- [SUPPLIED INFORMATION]
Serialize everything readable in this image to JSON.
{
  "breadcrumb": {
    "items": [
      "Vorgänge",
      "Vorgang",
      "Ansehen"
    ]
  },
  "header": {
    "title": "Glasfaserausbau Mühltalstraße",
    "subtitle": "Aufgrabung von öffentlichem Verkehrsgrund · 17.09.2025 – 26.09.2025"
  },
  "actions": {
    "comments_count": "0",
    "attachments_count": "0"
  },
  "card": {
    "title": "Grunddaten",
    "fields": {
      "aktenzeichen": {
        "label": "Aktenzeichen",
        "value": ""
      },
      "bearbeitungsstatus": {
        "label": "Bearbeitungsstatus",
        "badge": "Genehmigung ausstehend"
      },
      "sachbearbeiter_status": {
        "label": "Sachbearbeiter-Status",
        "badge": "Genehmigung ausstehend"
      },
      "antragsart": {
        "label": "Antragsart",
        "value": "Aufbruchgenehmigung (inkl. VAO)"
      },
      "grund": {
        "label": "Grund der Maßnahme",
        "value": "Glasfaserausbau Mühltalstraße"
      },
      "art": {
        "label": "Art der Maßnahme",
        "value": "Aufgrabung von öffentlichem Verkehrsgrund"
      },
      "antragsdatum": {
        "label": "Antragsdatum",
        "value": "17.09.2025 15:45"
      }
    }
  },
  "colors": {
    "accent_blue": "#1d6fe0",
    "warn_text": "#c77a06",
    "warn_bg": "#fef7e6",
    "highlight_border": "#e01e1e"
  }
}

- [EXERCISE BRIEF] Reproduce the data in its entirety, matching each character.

- [RESULT OF THE EXERCISE]
Serialize everything readable in this image to JSON.
{
  "breadcrumb": {
    "items": [
      "Vorgänge",
      "Vorgang",
      "Ansehen"
    ]
  },
  "header": {
    "title": "Glasfaserausbau Mühltalstraße",
    "subtitle": "Aufgrabung von öffentlichem Verkehrsgrund · 17.09.2025 – 26.09.2025"
  },
  "actions": {
    "comments_count": "0",
    "attachments_count": "0"
  },
  "card": {
    "title": "Grunddaten",
    "fields": {
      "aktenzeichen": {
        "label": "Aktenzeichen",
        "value": ""
      },
      "bearbeitungsstatus": {
        "label": "Bearbeitungsstatus",
        "badge": "Genehmigung ausstehend"
      },
      "sachbearbeiter_status": {
        "label": "Sachbearbeiter-Status",
        "badge": "Genehmigung ausstehend"
      },
      "antragsart": {
        "label": "Antragsart",
        "value": "Aufbruchgenehmigung (inkl. VAO)"
      },
      "grund": {
        "label": "Grund der Maßnahme",
        "value": "Glasfaserausbau Mühltalstraße"
      },
      "art": {
        "label": "Art der Maßnahme",
        "value": "Aufgrabung von öffentlichem Verkehrsgrund"
      },
      "antragsdatum": {
        "label": "Antragsdatum",
        "value": "17.09.2025 15:45"
      }
    }
  },
  "colors": {
    "accent_blue": "#1d6fe0",
    "warn_text": "#c77a06",
    "warn_bg": "#fef7e6",
    "highlight_border": "#e01e1e"
  }
}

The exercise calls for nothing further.